f pawn:

Question is "Was Bhat setting up Robson in that endgame to skewer Robson's Queen" ? If Bhat was , this one of the finest endgame setups I have played over in modern chess.

Your ches blog is second to none.

Even though I live on the East Coast, I enjoy your coverage of the California Chess scene.

Especially noteworthy is your coverage of the young chess talent on the west coast.

Michael Aigner said...

I don't know if Vinay intended to skewer the Queen, although I'm sure he saw the idea several moves earlier. When I was watching the game live, I also saw Qh1 well in advance, but only as a way to win the g2 Rook. Either way, White is clearly winning.
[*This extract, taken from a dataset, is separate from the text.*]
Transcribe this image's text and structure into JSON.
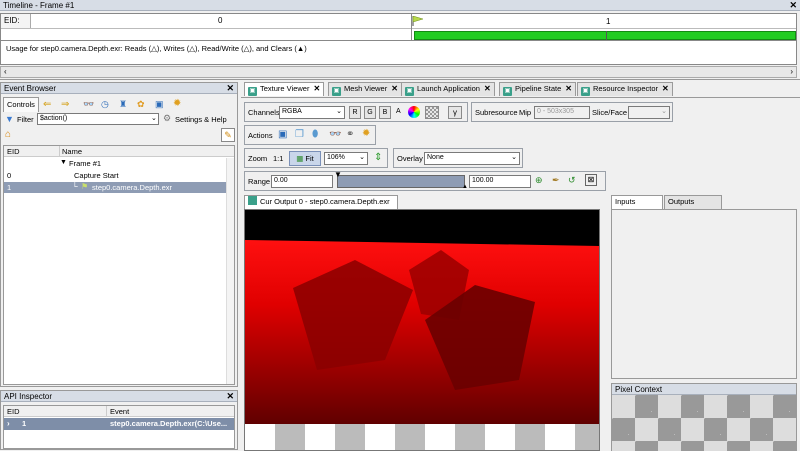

Thanks for visiting my blog.

Vinay Bhat said...

Yeah, when I played 47...c2 (threatening 48...Rd4 and takes on h4), I saw the final position already. At first I was worried about 48.f6, but then I realized my bishop on b2 defended the pawn from afar. I was expecting 52.Re3, hoping to play 53.Rh2 next, but I had seen 52.Kf1 Qh1+ earlier.